— EXERCISE INSTRUCTIONS —
Copy every line of the data in which the word "Class" occurs.

*** STUDY MATERIAL ***

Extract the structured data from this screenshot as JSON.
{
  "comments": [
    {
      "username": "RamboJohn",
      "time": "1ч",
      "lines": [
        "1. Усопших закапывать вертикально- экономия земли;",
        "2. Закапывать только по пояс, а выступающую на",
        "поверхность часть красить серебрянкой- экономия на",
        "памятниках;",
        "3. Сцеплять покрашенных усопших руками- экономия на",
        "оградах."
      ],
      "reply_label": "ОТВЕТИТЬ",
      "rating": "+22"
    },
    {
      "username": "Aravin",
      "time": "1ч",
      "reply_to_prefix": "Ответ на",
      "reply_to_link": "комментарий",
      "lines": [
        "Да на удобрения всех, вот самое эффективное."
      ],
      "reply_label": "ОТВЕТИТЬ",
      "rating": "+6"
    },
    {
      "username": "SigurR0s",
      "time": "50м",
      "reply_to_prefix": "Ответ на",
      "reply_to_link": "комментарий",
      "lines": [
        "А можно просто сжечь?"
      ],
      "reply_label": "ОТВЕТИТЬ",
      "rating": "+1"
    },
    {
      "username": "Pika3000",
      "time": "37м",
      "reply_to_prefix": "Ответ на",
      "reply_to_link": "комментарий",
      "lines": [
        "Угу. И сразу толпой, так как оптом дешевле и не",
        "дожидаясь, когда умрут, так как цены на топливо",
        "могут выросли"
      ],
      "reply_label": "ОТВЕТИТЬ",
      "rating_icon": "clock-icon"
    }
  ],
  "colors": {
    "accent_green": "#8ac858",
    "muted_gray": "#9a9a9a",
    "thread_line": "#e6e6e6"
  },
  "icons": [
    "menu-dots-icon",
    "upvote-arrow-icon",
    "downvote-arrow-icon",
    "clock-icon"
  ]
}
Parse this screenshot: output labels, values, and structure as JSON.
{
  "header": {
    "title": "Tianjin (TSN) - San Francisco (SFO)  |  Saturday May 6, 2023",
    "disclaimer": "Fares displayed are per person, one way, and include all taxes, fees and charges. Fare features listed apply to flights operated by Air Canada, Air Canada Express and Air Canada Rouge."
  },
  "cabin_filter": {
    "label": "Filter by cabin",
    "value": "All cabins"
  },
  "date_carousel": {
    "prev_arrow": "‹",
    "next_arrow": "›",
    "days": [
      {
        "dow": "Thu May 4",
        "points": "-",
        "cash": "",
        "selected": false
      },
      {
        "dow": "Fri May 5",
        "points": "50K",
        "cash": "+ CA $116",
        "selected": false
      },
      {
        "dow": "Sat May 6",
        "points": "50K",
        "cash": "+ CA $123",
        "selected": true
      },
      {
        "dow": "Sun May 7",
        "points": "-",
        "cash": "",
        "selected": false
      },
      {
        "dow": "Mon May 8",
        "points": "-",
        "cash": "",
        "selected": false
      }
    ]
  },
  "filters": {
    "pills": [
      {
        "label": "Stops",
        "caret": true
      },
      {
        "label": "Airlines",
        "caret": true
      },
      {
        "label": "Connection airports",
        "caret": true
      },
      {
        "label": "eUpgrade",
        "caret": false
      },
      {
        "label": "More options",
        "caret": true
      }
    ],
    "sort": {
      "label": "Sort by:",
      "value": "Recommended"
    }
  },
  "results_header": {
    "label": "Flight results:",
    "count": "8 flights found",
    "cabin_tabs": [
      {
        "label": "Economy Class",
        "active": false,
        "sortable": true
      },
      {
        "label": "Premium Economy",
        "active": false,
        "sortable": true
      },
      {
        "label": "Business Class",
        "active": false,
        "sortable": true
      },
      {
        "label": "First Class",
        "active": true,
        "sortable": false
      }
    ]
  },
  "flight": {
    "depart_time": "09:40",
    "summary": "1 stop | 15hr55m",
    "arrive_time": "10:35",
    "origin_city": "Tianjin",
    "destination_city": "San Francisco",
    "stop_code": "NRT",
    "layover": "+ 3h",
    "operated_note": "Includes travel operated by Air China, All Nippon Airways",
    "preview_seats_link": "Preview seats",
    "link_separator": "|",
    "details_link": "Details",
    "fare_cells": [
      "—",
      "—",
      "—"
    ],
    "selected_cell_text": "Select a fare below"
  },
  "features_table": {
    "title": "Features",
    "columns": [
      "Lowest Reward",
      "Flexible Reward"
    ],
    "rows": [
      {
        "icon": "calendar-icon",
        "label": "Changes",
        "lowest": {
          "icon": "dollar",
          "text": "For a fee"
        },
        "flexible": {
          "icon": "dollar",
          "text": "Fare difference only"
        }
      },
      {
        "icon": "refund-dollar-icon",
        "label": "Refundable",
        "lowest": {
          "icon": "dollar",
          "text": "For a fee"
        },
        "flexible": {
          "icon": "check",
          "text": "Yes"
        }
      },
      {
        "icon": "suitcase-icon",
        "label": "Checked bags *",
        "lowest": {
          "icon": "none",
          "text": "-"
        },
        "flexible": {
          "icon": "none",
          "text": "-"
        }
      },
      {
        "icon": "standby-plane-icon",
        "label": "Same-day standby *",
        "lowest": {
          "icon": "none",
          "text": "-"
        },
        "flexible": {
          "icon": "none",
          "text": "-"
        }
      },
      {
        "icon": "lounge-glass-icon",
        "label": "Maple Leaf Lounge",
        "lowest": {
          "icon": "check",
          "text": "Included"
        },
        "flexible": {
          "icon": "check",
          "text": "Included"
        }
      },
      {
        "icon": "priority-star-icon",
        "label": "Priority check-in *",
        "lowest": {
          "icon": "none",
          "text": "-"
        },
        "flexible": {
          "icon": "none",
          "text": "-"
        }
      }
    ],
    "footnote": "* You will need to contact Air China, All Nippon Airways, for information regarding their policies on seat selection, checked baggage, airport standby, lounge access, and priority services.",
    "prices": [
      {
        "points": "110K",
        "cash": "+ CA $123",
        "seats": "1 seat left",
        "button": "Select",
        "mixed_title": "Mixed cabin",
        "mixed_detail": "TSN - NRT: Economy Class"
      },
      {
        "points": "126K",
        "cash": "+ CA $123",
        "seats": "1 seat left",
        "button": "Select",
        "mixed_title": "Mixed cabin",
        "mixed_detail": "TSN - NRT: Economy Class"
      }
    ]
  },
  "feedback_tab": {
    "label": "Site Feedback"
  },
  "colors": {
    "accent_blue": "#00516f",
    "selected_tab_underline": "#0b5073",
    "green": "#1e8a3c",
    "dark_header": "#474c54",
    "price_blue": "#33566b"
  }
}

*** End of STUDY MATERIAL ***

— TASK SOLUTION —
        "label": "Economy Class",
        "label": "Business Class",
        "label": "First Class",
        "mixed_detail": "TSN - NRT: Economy Class"
        "mixed_detail": "TSN - NRT: Economy Class"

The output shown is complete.